Leftwich says the tragic shooting in Newtown, Connecticut, in 2012 shook the nation to its core and was a recent turning point for political sentiment about guns.
"There's just a different feeling in the country now about this issue, and hopefully the politicians will hear that," she said. "Even if it's only for their self-interest, [I hope] that they will act accordingly."
The reality is lawmakers are protesting for gun laws like "No Fly, No Buy," but those reforms were already proposed in the 111th Congress by Democrats and Republicans.
For example, Rep. Mike Castle and Sen. Frank Lautenberg, both Republicans, sponsored legislation to close the gun show loophole. And New York Rep. Peter King, also a Republican, backed a bill aimed at, "denying firearms and explosives to dangerous terrorists."
None of those proposals even made it out of committee. That falls directly at the hands of the ruling party, Gerston says.

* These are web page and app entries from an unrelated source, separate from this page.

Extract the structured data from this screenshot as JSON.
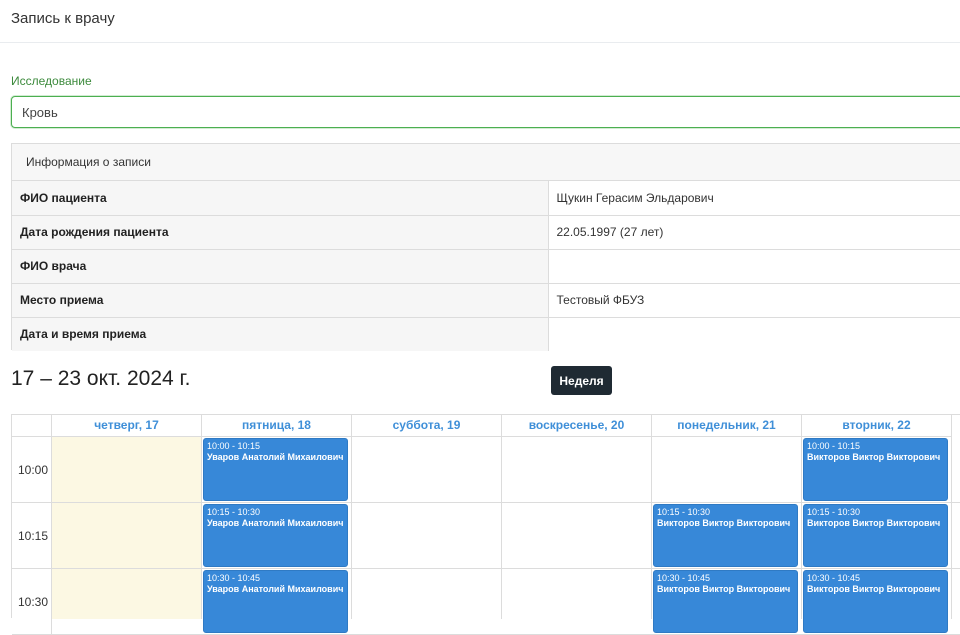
{
  "page": {
    "title": "Запись к врачу"
  },
  "study": {
    "label": "Исследование",
    "value": "Кровь"
  },
  "info": {
    "header": "Информация о записи",
    "rows": [
      {
        "key": "ФИО пациента",
        "value": "Щукин Герасим Эльдарович"
      },
      {
        "key": "Дата рождения пациента",
        "value": "22.05.1997 (27 лет)"
      },
      {
        "key": "ФИО врача",
        "value": ""
      },
      {
        "key": "Место приема",
        "value": "Тестовый ФБУЗ"
      },
      {
        "key": "Дата и время приема",
        "value": ""
      }
    ]
  },
  "calendar": {
    "range_title": "17 – 23 окт. 2024 г.",
    "view_button": "Неделя",
    "days": [
      "четверг, 17",
      "пятница, 18",
      "суббота, 19",
      "воскресенье, 20",
      "понедельник, 21",
      "вторник, 22"
    ],
    "times": [
      "10:00",
      "10:15",
      "10:30"
    ],
    "events": [
      {
        "day": 1,
        "slot": 0,
        "time": "10:00 - 10:15",
        "name": "Уваров Анатолий Михаилович"
      },
      {
        "day": 1,
        "slot": 1,
        "time": "10:15 - 10:30",
        "name": "Уваров Анатолий Михаилович"
      },
      {
        "day": 1,
        "slot": 2,
        "time": "10:30 - 10:45",
        "name": "Уваров Анатолий Михаилович"
      },
      {
        "day": 4,
        "slot": 1,
        "time": "10:15 - 10:30",
        "name": "Викторов Виктор Викторович"
      },
      {
        "day": 4,
        "slot": 2,
        "time": "10:30 - 10:45",
        "name": "Викторов Виктор Викторович"
      },
      {
        "day": 5,
        "slot": 0,
        "time": "10:00 - 10:15",
        "name": "Викторов Виктор Викторович"
      },
      {
        "day": 5,
        "slot": 1,
        "time": "10:15 - 10:30",
        "name": "Викторов Виктор Викторович"
      },
      {
        "day": 5,
        "slot": 2,
        "time": "10:30 - 10:45",
        "name": "Викторов Виктор Викторович"
      }
    ],
    "colors": {
      "event": "#3788d8",
      "today": "#fcf8e3",
      "header_text": "#3f8fd8"
    }
  }
}
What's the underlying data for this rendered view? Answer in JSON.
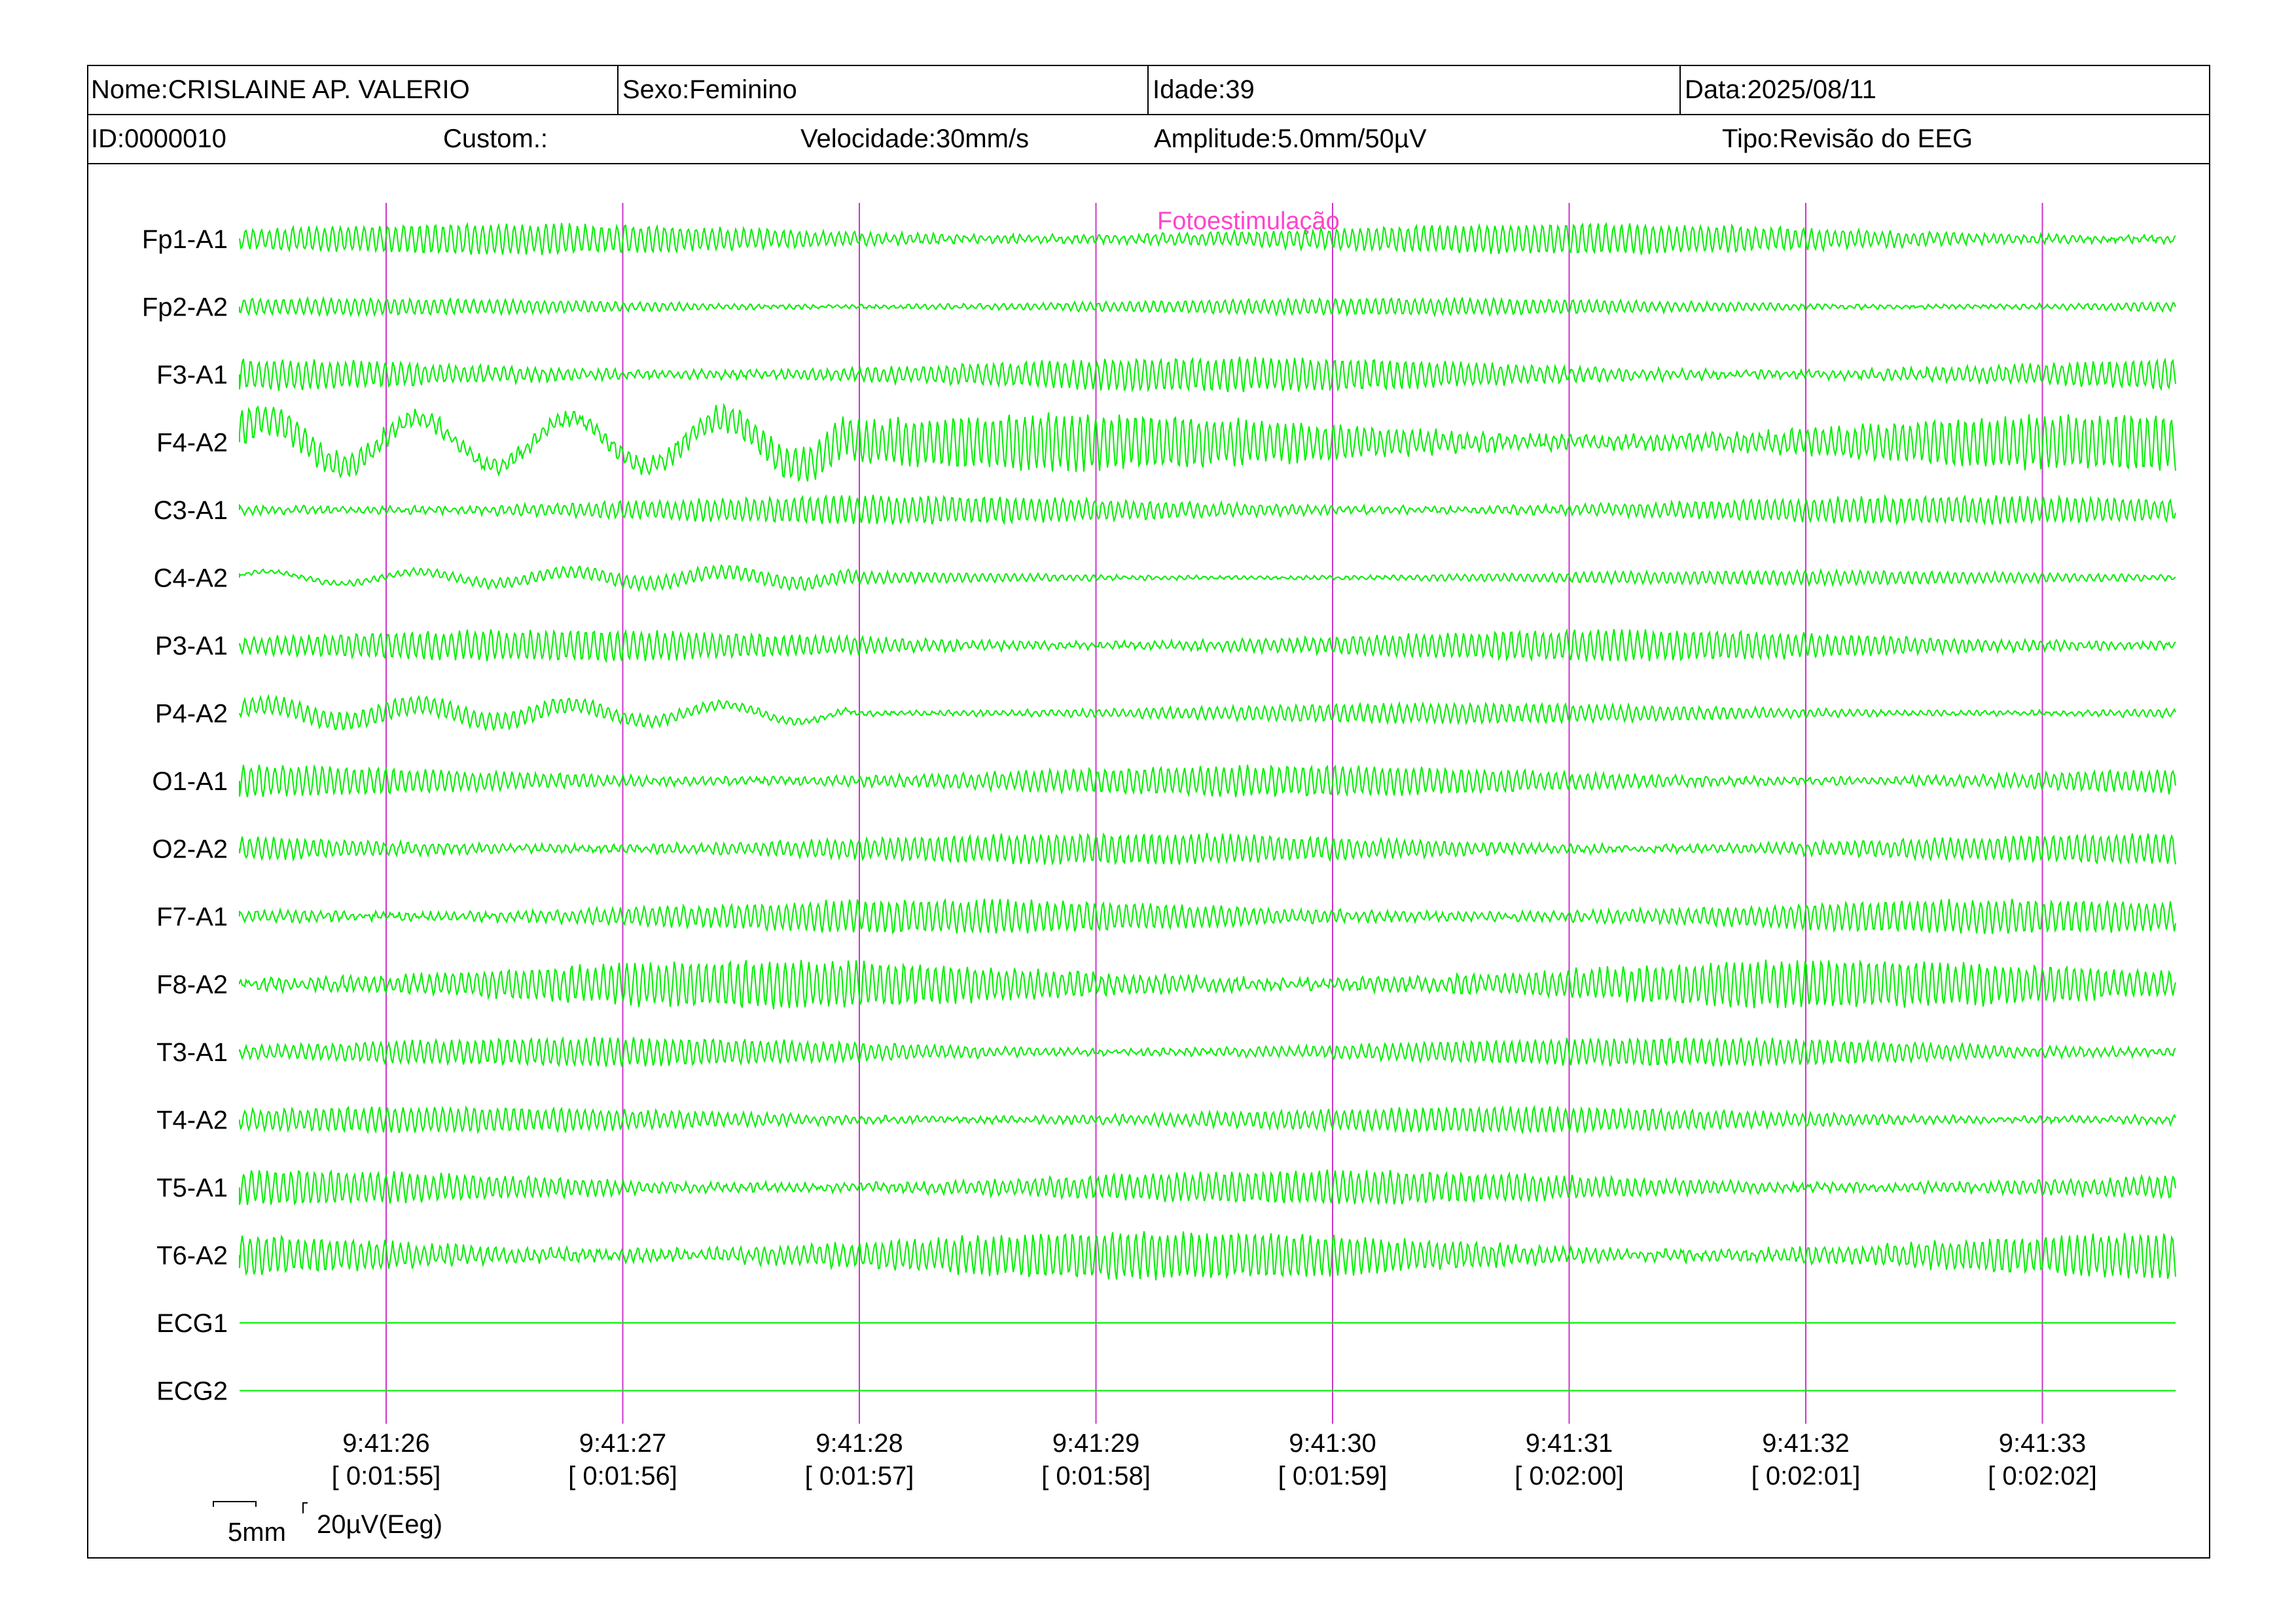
{
  "header": {
    "nome": "Nome:CRISLAINE AP. VALERIO",
    "sexo": "Sexo:Feminino",
    "idade": "Idade:39",
    "data": "Data:2025/08/11",
    "id": "ID:0000010",
    "custom": "Custom.:",
    "velocidade": "Velocidade:30mm/s",
    "amplitude": "Amplitude:5.0mm/50µV",
    "tipo": "Tipo:Revisão do EEG"
  },
  "event_marker": {
    "label": "Fotoestimulação",
    "color": "#ff44cc"
  },
  "colors": {
    "trace": "#00ee00",
    "marker": "#cc33cc",
    "grid": "#000000"
  },
  "channels": [
    "Fp1-A1",
    "Fp2-A2",
    "F3-A1",
    "F4-A2",
    "C3-A1",
    "C4-A2",
    "P3-A1",
    "P4-A2",
    "O1-A1",
    "O2-A2",
    "F7-A1",
    "F8-A2",
    "T3-A1",
    "T4-A2",
    "T5-A1",
    "T6-A2",
    "ECG1",
    "ECG2"
  ],
  "time_marks": [
    {
      "clock": "9:41:26",
      "elapsed": "[ 0:01:55]"
    },
    {
      "clock": "9:41:27",
      "elapsed": "[ 0:01:56]"
    },
    {
      "clock": "9:41:28",
      "elapsed": "[ 0:01:57]"
    },
    {
      "clock": "9:41:29",
      "elapsed": "[ 0:01:58]"
    },
    {
      "clock": "9:41:30",
      "elapsed": "[ 0:01:59]"
    },
    {
      "clock": "9:41:31",
      "elapsed": "[ 0:02:00]"
    },
    {
      "clock": "9:41:32",
      "elapsed": "[ 0:02:01]"
    },
    {
      "clock": "9:41:33",
      "elapsed": "[ 0:02:02]"
    }
  ],
  "scale": {
    "time_label": "5mm",
    "amp_label": "20µV(Eeg)"
  }
}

"At the end of the day, in the U.S. Senate it is the majority leader," he said. "It is the majority leader. Period. It is the Speaker. Period."
That would be Harry Reid and Nancy Pelosi, respectively. There’s no guarantee that either leader couldn’t moved those bills through their chamber, after all the 60-vote Democratic “supermajority” was extremely fragile.
It’s also true that those leaders chose to use their political capital on other issues.